EXERCISE
Pictures stay out. Everything else in the entries is copied exactly.

EXERCISE DATA
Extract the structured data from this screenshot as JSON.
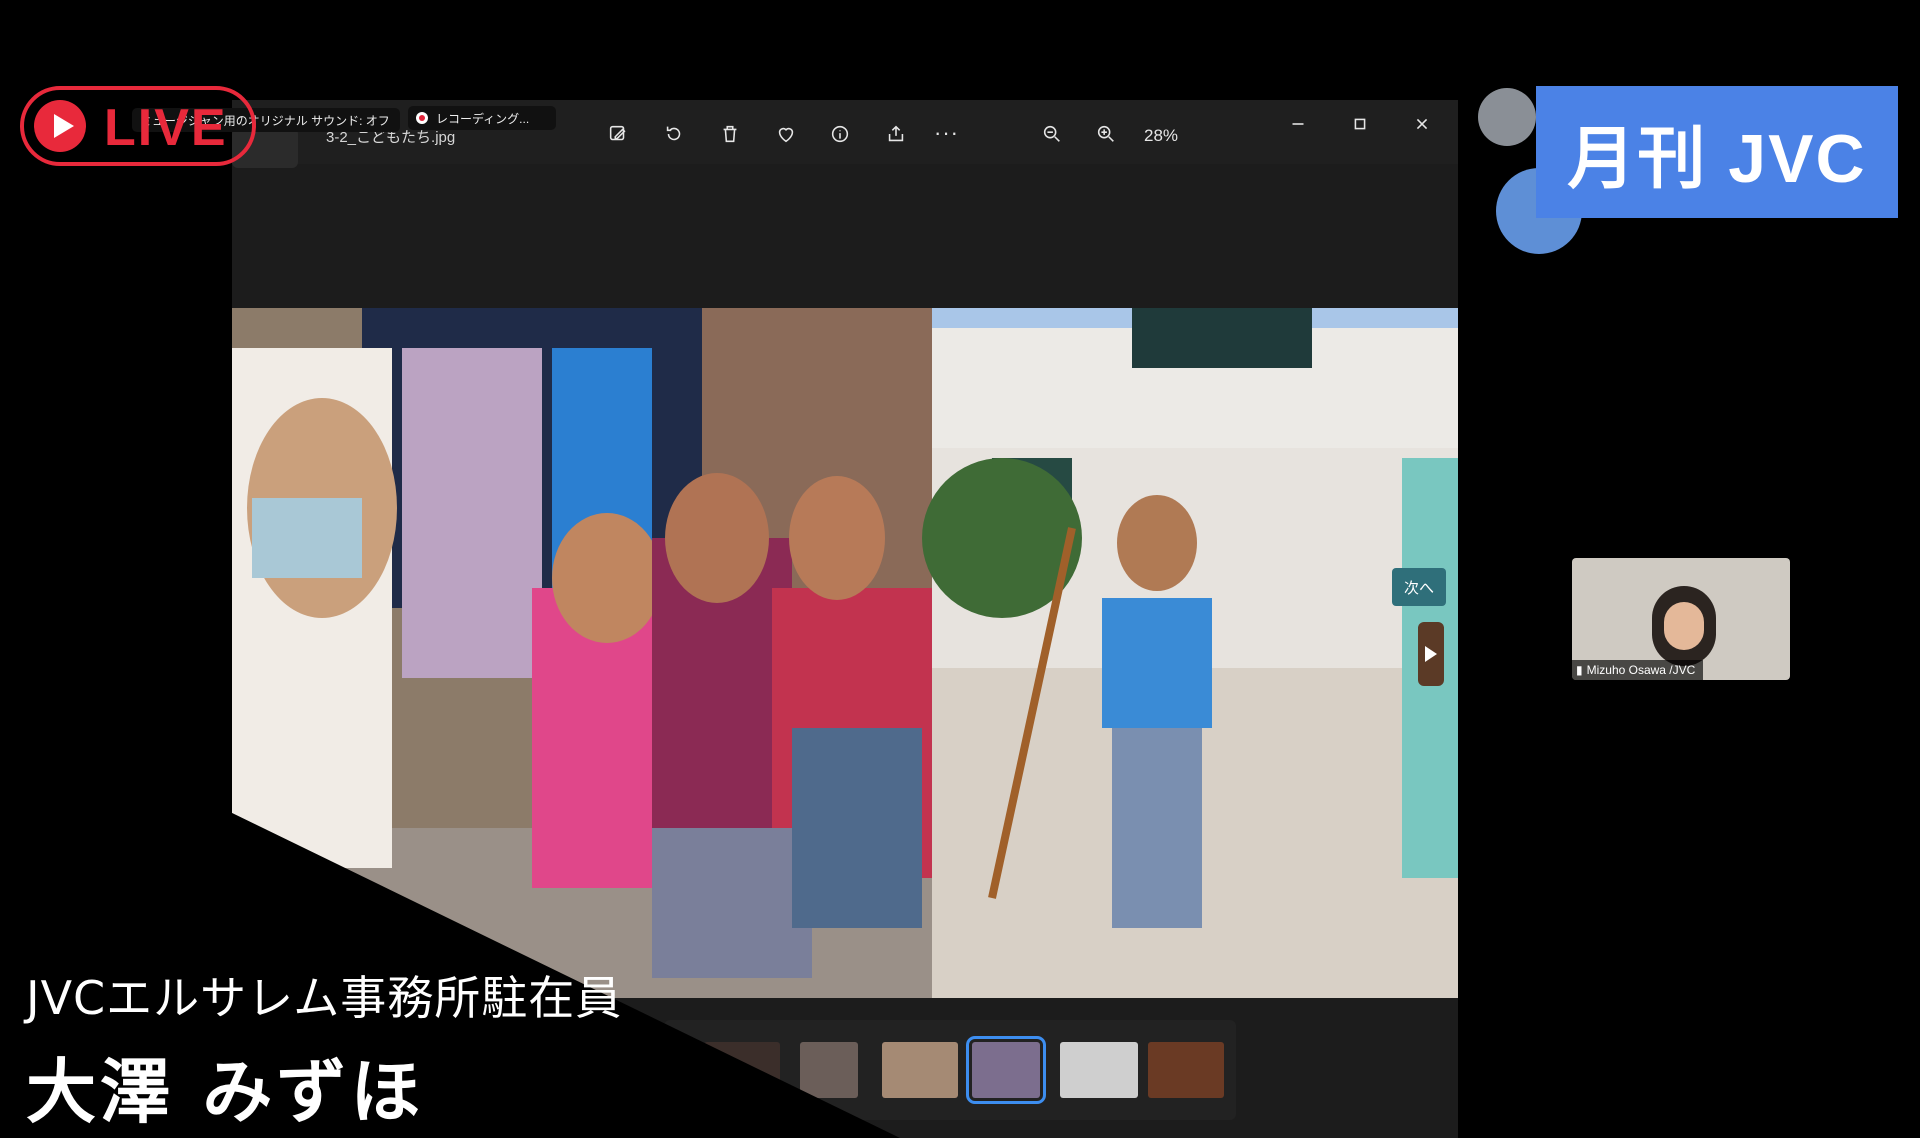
{
  "viewer": {
    "file_name": "3-2_こどもたち.jpg",
    "zoom": "28%",
    "toolbar_icons": [
      "edit-icon",
      "rotate-icon",
      "delete-icon",
      "favorite-icon",
      "info-icon",
      "share-icon",
      "more-icon"
    ],
    "zoom_icons": [
      "zoom-out-icon",
      "zoom-in-icon"
    ],
    "window_controls": [
      "minimize-icon",
      "maximize-icon",
      "close-icon"
    ],
    "more_label": "···",
    "thumbnails_count": 6,
    "selected_thumbnail": 4
  },
  "recording": {
    "sound_chip": "ミュージシャン用のオリジナル サウンド: オフ",
    "rec_chip": "レコーディング..."
  },
  "live_badge": "LIVE",
  "brand": "月刊 JVC",
  "participant": {
    "name": "Mizuho Osawa /JVC"
  },
  "next_label": "次へ",
  "lower_third": {
    "title": "JVCエルサレム事務所駐在員",
    "name": "大澤 みずほ"
  },
  "colors": {
    "live_red": "#e8293b",
    "brand_blue": "#4b82e6",
    "selection_blue": "#3d8ef0"
  }
}
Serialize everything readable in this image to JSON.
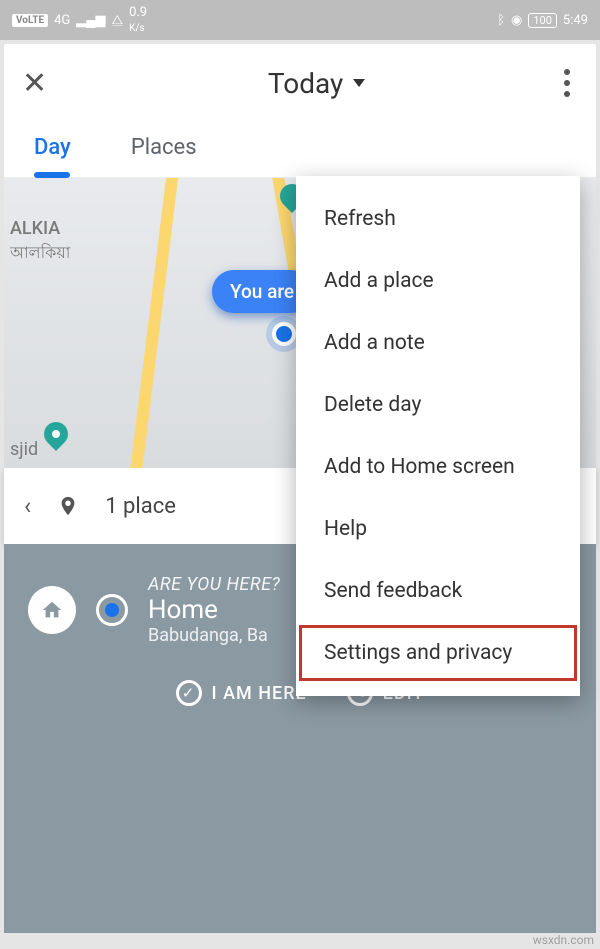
{
  "statusbar": {
    "volte": "VoLTE",
    "net": "4G",
    "speed": "0.9",
    "speed_unit": "K/s",
    "battery": "100",
    "time": "5:49"
  },
  "topbar": {
    "title": "Today"
  },
  "tabs": {
    "day": "Day",
    "places": "Places"
  },
  "map": {
    "label_alkia": "ALKIA",
    "label_alkia_native": "আলকিয়া",
    "label_sjid": "sjid",
    "you_are": "You are"
  },
  "places_row": {
    "text": "1 place"
  },
  "bottom": {
    "question": "ARE YOU HERE?",
    "name": "Home",
    "address": "Babudanga, Ba",
    "iamhere": "I AM HERE",
    "edit": "EDIT"
  },
  "menu": {
    "items": [
      "Refresh",
      "Add a place",
      "Add a note",
      "Delete day",
      "Add to Home screen",
      "Help",
      "Send feedback",
      "Settings and privacy"
    ]
  },
  "watermark": "wsxdn.com"
}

ANSWER SECTION
Extract the structured data from this screenshot as JSON.
{
  "viewer": {
    "file_name": "3-2_こどもたち.jpg",
    "zoom": "28%",
    "toolbar_icons": [
      "edit-icon",
      "rotate-icon",
      "delete-icon",
      "favorite-icon",
      "info-icon",
      "share-icon",
      "more-icon"
    ],
    "zoom_icons": [
      "zoom-out-icon",
      "zoom-in-icon"
    ],
    "window_controls": [
      "minimize-icon",
      "maximize-icon",
      "close-icon"
    ],
    "more_label": "···",
    "thumbnails_count": 6,
    "selected_thumbnail": 4
  },
  "recording": {
    "sound_chip": "ミュージシャン用のオリジナル サウンド: オフ",
    "rec_chip": "レコーディング..."
  },
  "live_badge": "LIVE",
  "brand": "月刊 JVC",
  "participant": {
    "name": "Mizuho Osawa /JVC"
  },
  "next_label": "次へ",
  "lower_third": {
    "title": "JVCエルサレム事務所駐在員",
    "name": "大澤 みずほ"
  },
  "colors": {
    "live_red": "#e8293b",
    "brand_blue": "#4b82e6",
    "selection_blue": "#3d8ef0"
  }
}
Serialize everything readable in this image to JSON.
{
  "statusbar": {
    "volte": "VoLTE",
    "net": "4G",
    "speed": "0.9",
    "speed_unit": "K/s",
    "battery": "100",
    "time": "5:49"
  },
  "topbar": {
    "title": "Today"
  },
  "tabs": {
    "day": "Day",
    "places": "Places"
  },
  "map": {
    "label_alkia": "ALKIA",
    "label_alkia_native": "আলকিয়া",
    "label_sjid": "sjid",
    "you_are": "You are"
  },
  "places_row": {
    "text": "1 place"
  },
  "bottom": {
    "question": "ARE YOU HERE?",
    "name": "Home",
    "address": "Babudanga, Ba",
    "iamhere": "I AM HERE",
    "edit": "EDIT"
  },
  "menu": {
    "items": [
      "Refresh",
      "Add a place",
      "Add a note",
      "Delete day",
      "Add to Home screen",
      "Help",
      "Send feedback",
      "Settings and privacy"
    ]
  },
  "watermark": "wsxdn.com"
}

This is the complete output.